The fourth-annual report also shows the influence of companies owned by women of color, which now account for one-third of all women-owned businesses in the United States. While firms owned by women of color are smaller than non-minority women-owned businesses both in terms of average number of employees and revenue, their growth in number is generally far outpacing that of all women-owned firms.
Other key findings from the report include:
1. There are now 9.1 million women-owned businesses in the United States.
These firms generate more than $1.4 trillion in revenue and employ more than 7.8 million people, according to the report.
2. The top state for women-owned businesses is probably not what you would expect.
In terms of growth in combined economic clout (which averages together growth in number, revenue, and employment), North Dakota is the top state for women-owned firms.
3. Small-business ownership by women of color is growing rapidly.
Since 1997, firms owned by women of color have seen faster growth in terms of total number of firms, employees, and revenue compared with all women-owned firms. Comprising just 17 percent of women-owned firms 17 years ago, firms owned by women of color now account for one in three (32 percent) of women-owned firms in the United States.
4. Women-owned firms are expanding across industries.
Women-owned firms now lead growth in eight of the top 13 industries, reflecting a continued diversification. Sectors where women-owned firms are leading growth include real estate, finance/insurance, and wholesale trade. Women-owned firms lag sector growth in two industries—educational services, which has seen the greatest sector growth in the past decade, and retail/trade, which has shown anemic growth overall.
5. Despite the proliferation of women-owned businesses, there’s still more to be done.
The number of women-owned firms continues to grow at a rate exceeding the national average, yet women-owned firms only employ 6 percent of the nation's workforce and contribute just under 4 percent of business revenues—roughly the same share they contributed in 1997. The report notes that “the real issue at hand is not getting more women to start business, but rather providing support to women who are already in business to enable them to grow their enterprises to the next level.” The report recommends that policy and programmatic support target firms with five to nine employees, and those aiming at, but just shy of, the million-dollar mark.
You can read the full report here to learn more about the state of women-owned businesses in the United States—and what more can be done to support these women leaders.

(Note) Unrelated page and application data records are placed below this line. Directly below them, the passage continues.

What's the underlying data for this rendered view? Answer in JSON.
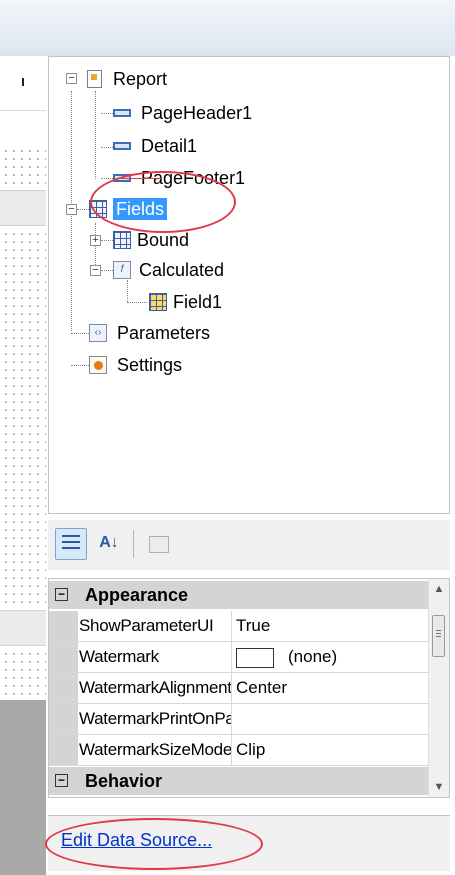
{
  "tree": {
    "items": [
      {
        "label": "Report",
        "icon": "report-icon"
      },
      {
        "label": "PageHeader1",
        "icon": "band-icon"
      },
      {
        "label": "Detail1",
        "icon": "band-icon"
      },
      {
        "label": "PageFooter1",
        "icon": "band-icon"
      },
      {
        "label": "Fields",
        "icon": "fields-icon",
        "selected": true
      },
      {
        "label": "Bound",
        "icon": "bound-fields-icon"
      },
      {
        "label": "Calculated",
        "icon": "calculated-fields-icon"
      },
      {
        "label": "Field1",
        "icon": "field-icon"
      },
      {
        "label": "Parameters",
        "icon": "parameters-icon"
      },
      {
        "label": "Settings",
        "icon": "settings-icon"
      }
    ]
  },
  "toolbar": {
    "categorized_icon": "categorized-icon",
    "alphabetical_label": "A↓",
    "alphabetical_icon": "alphabetical-sort-icon",
    "property_pages_icon": "property-pages-icon"
  },
  "property_grid": {
    "categories": [
      {
        "name": "Appearance",
        "expander": "⊟",
        "properties": [
          {
            "name": "ShowParameterUI",
            "value": "True"
          },
          {
            "name": "Watermark",
            "value": "(none)"
          },
          {
            "name": "WatermarkAlignment",
            "value": "Center"
          },
          {
            "name": "WatermarkPrintOnPages",
            "value": ""
          },
          {
            "name": "WatermarkSizeMode",
            "value": "Clip"
          }
        ]
      },
      {
        "name": "Behavior",
        "expander": "⊟"
      }
    ]
  },
  "verbs": {
    "edit_data_source": "Edit Data Source..."
  },
  "colors": {
    "selection": "#3399ff",
    "annotation_circle": "#e03a47",
    "link": "#0033cc"
  }
}
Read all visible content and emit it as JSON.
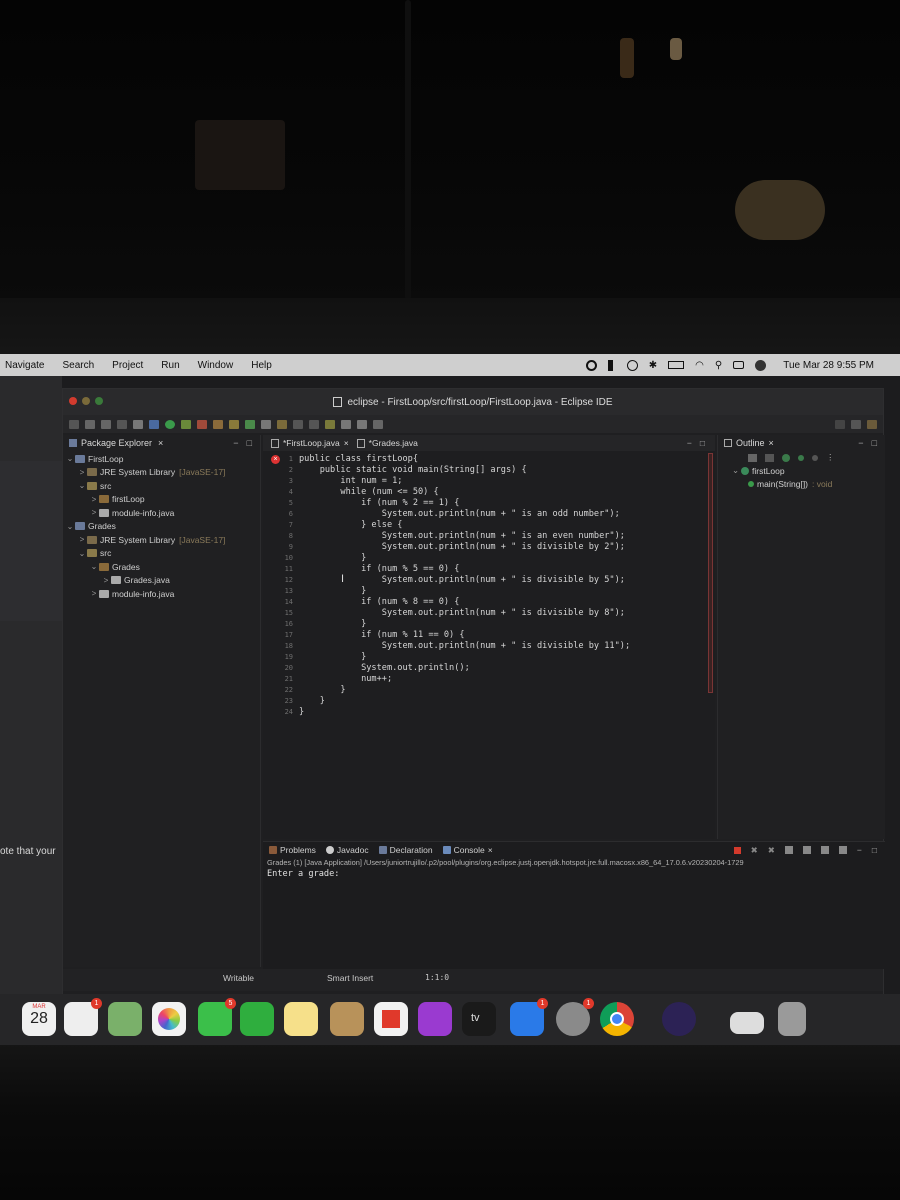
{
  "menubar": {
    "items": [
      "Navigate",
      "Search",
      "Project",
      "Run",
      "Window",
      "Help"
    ],
    "clock": "Tue Mar 28  9:55 PM"
  },
  "window": {
    "title": "eclipse - FirstLoop/src/firstLoop/FirstLoop.java - Eclipse IDE"
  },
  "package_explorer": {
    "tab_label": "Package Explorer",
    "tree": [
      {
        "label": "FirstLoop",
        "detail": "",
        "level": 0,
        "toggle": "⌄",
        "icon": "project"
      },
      {
        "label": "JRE System Library",
        "detail": "[JavaSE-17]",
        "level": 1,
        "toggle": ">",
        "icon": "library"
      },
      {
        "label": "src",
        "detail": "",
        "level": 1,
        "toggle": "⌄",
        "icon": "folder"
      },
      {
        "label": "firstLoop",
        "detail": "",
        "level": 2,
        "toggle": ">",
        "icon": "package"
      },
      {
        "label": "module-info.java",
        "detail": "",
        "level": 2,
        "toggle": ">",
        "icon": "file"
      },
      {
        "label": "Grades",
        "detail": "",
        "level": 0,
        "toggle": "⌄",
        "icon": "project"
      },
      {
        "label": "JRE System Library",
        "detail": "[JavaSE-17]",
        "level": 1,
        "toggle": ">",
        "icon": "library"
      },
      {
        "label": "src",
        "detail": "",
        "level": 1,
        "toggle": "⌄",
        "icon": "folder"
      },
      {
        "label": "Grades",
        "detail": "",
        "level": 2,
        "toggle": "⌄",
        "icon": "package"
      },
      {
        "label": "Grades.java",
        "detail": "",
        "level": 3,
        "toggle": ">",
        "icon": "file"
      },
      {
        "label": "module-info.java",
        "detail": "",
        "level": 2,
        "toggle": ">",
        "icon": "file"
      }
    ]
  },
  "editor": {
    "tabs": [
      {
        "label": "*FirstLoop.java",
        "closable": "×"
      },
      {
        "label": "*Grades.java",
        "closable": ""
      }
    ],
    "lines": [
      "public class firstLoop{",
      "    public static void main(String[] args) {",
      "        int num = 1;",
      "        while (num <= 50) {",
      "            if (num % 2 == 1) {",
      "                System.out.println(num + \" is an odd number\");",
      "            } else {",
      "                System.out.println(num + \" is an even number\");",
      "                System.out.println(num + \" is divisible by 2\");",
      "            }",
      "            if (num % 5 == 0) {",
      "                System.out.println(num + \" is divisible by 5\");",
      "            }",
      "            if (num % 8 == 0) {",
      "                System.out.println(num + \" is divisible by 8\");",
      "            }",
      "            if (num % 11 == 0) {",
      "                System.out.println(num + \" is divisible by 11\");",
      "            }",
      "            System.out.println();",
      "            num++;",
      "        }",
      "    }",
      "}"
    ]
  },
  "outline": {
    "tab_label": "Outline",
    "items": [
      {
        "label": "firstLoop",
        "detail": ""
      },
      {
        "label": "main(String[])",
        "detail": ": void"
      }
    ]
  },
  "console": {
    "tabs": [
      "Problems",
      "Javadoc",
      "Declaration",
      "Console"
    ],
    "description": "Grades (1) [Java Application] /Users/juniortrujillo/.p2/pool/plugins/org.eclipse.justj.openjdk.hotspot.jre.full.macosx.x86_64_17.0.6.v20230204-1729",
    "output": "Enter a grade:"
  },
  "status": {
    "writable": "Writable",
    "insert_mode": "Smart Insert",
    "position": "1:1:0"
  },
  "desktop": {
    "partial_text": "ote that your"
  },
  "dock": {
    "calendar_month": "MAR",
    "calendar_day": "28",
    "tv_label": "tv",
    "badges": [
      "1",
      "5",
      "1",
      "1"
    ]
  },
  "colors": {
    "accent_red": "#d33a2c",
    "keyword": "#cc7832",
    "code_text": "#d6d6d6"
  }
}
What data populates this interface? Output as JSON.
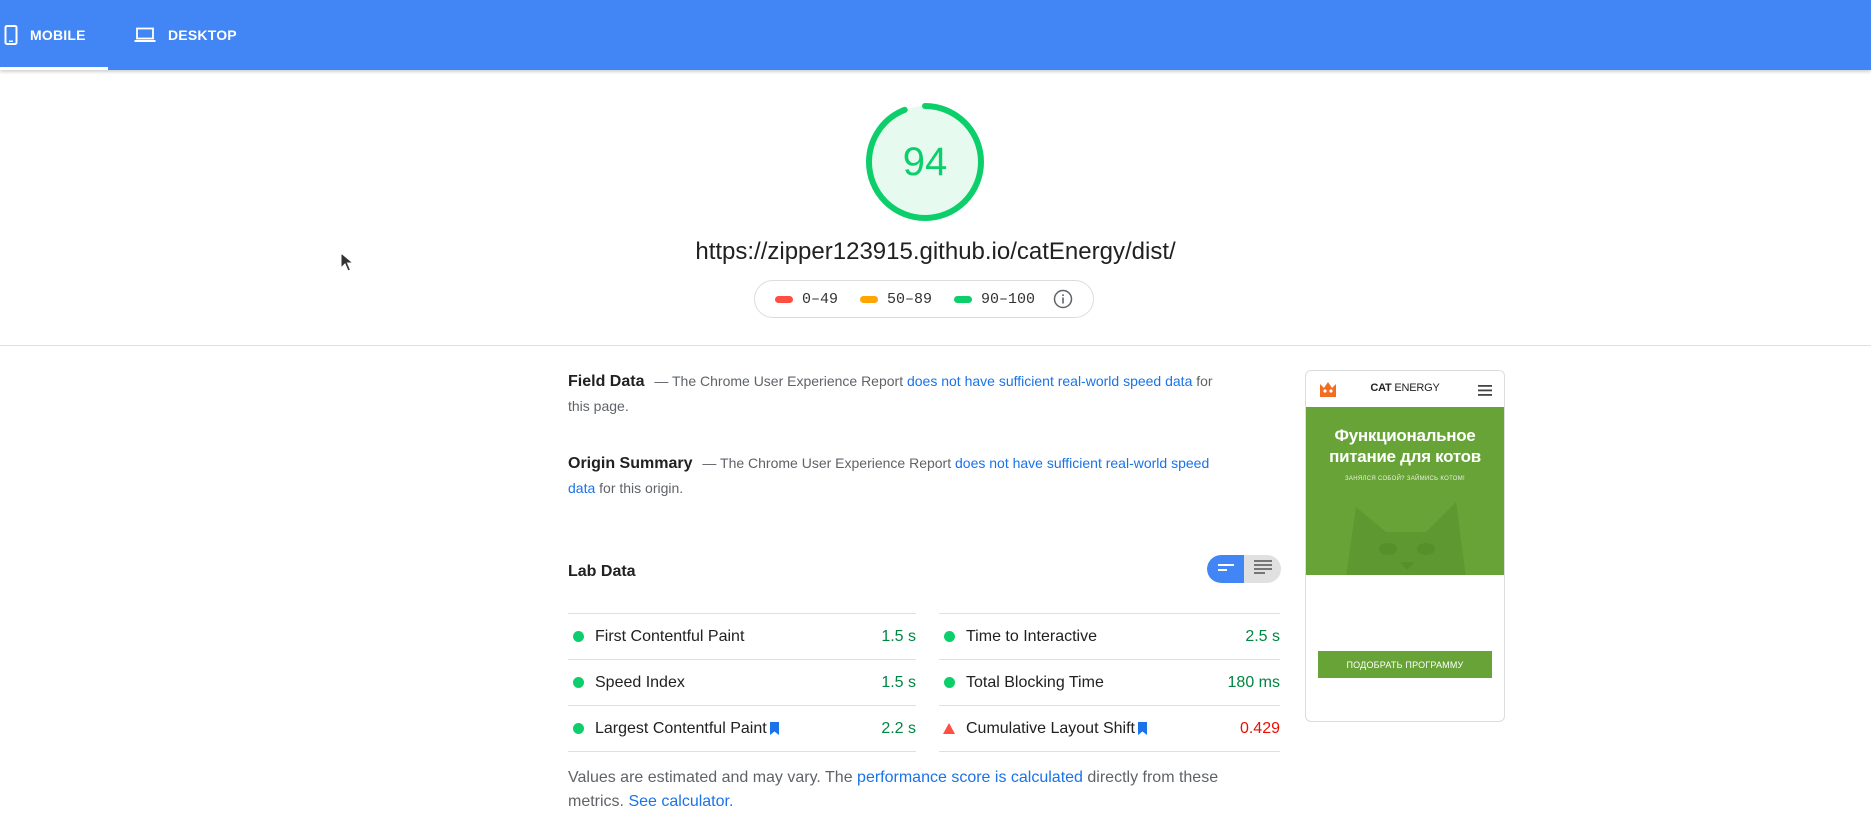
{
  "tabs": [
    {
      "label": "MOBILE",
      "icon": "smartphone-icon",
      "active": true
    },
    {
      "label": "DESKTOP",
      "icon": "laptop-icon",
      "active": false
    }
  ],
  "score": {
    "value": "94",
    "fraction": 0.94,
    "color": "#0cce6b"
  },
  "url": "https://zipper123915.github.io/catEnergy/dist/",
  "legend": [
    {
      "range": "0–49",
      "color": "#ff4e42"
    },
    {
      "range": "50–89",
      "color": "#ffa400"
    },
    {
      "range": "90–100",
      "color": "#0cce6b"
    }
  ],
  "field_data": {
    "title": "Field Data",
    "prefix": "— The Chrome User Experience Report",
    "link": "does not have sufficient real-world speed data",
    "suffix": "for this page."
  },
  "origin_summary": {
    "title": "Origin Summary",
    "prefix": "— The Chrome User Experience Report",
    "link": "does not have sufficient real-world speed data",
    "suffix": "for this origin."
  },
  "lab": {
    "title": "Lab Data",
    "metrics_left": [
      {
        "name": "First Contentful Paint",
        "value": "1.5 s",
        "status": "good",
        "bookmark": false
      },
      {
        "name": "Speed Index",
        "value": "1.5 s",
        "status": "good",
        "bookmark": false
      },
      {
        "name": "Largest Contentful Paint",
        "value": "2.2 s",
        "status": "good",
        "bookmark": true
      }
    ],
    "metrics_right": [
      {
        "name": "Time to Interactive",
        "value": "2.5 s",
        "status": "good",
        "bookmark": false
      },
      {
        "name": "Total Blocking Time",
        "value": "180 ms",
        "status": "good",
        "bookmark": false
      },
      {
        "name": "Cumulative Layout Shift",
        "value": "0.429",
        "status": "poor",
        "bookmark": true
      }
    ]
  },
  "footnote": {
    "text1": "Values are estimated and may vary. The",
    "link1": "performance score is calculated",
    "text2": "directly from these metrics.",
    "link2": "See calculator."
  },
  "preview": {
    "brand_bold": "CAT",
    "brand_light": "ENERGY",
    "hero_title_line1": "Функциональное",
    "hero_title_line2": "питание для котов",
    "hero_subtitle": "ЗАНЯЛСЯ СОБОЙ? ЗАЙМИСЬ КОТОМ!",
    "button": "ПОДОБРАТЬ ПРОГРАММУ"
  },
  "colors": {
    "header": "#4285f4",
    "link": "#1a73e8",
    "good": "#018642",
    "poor": "#eb0f00"
  }
}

Photos from top: ZINEPAK, KIM KAUPE AND BRITTANY HODAK, MEMBER SINCE 08; Graphs, charts, and statistical data courtesy of 2014 OPEN State of Women-Owned Business report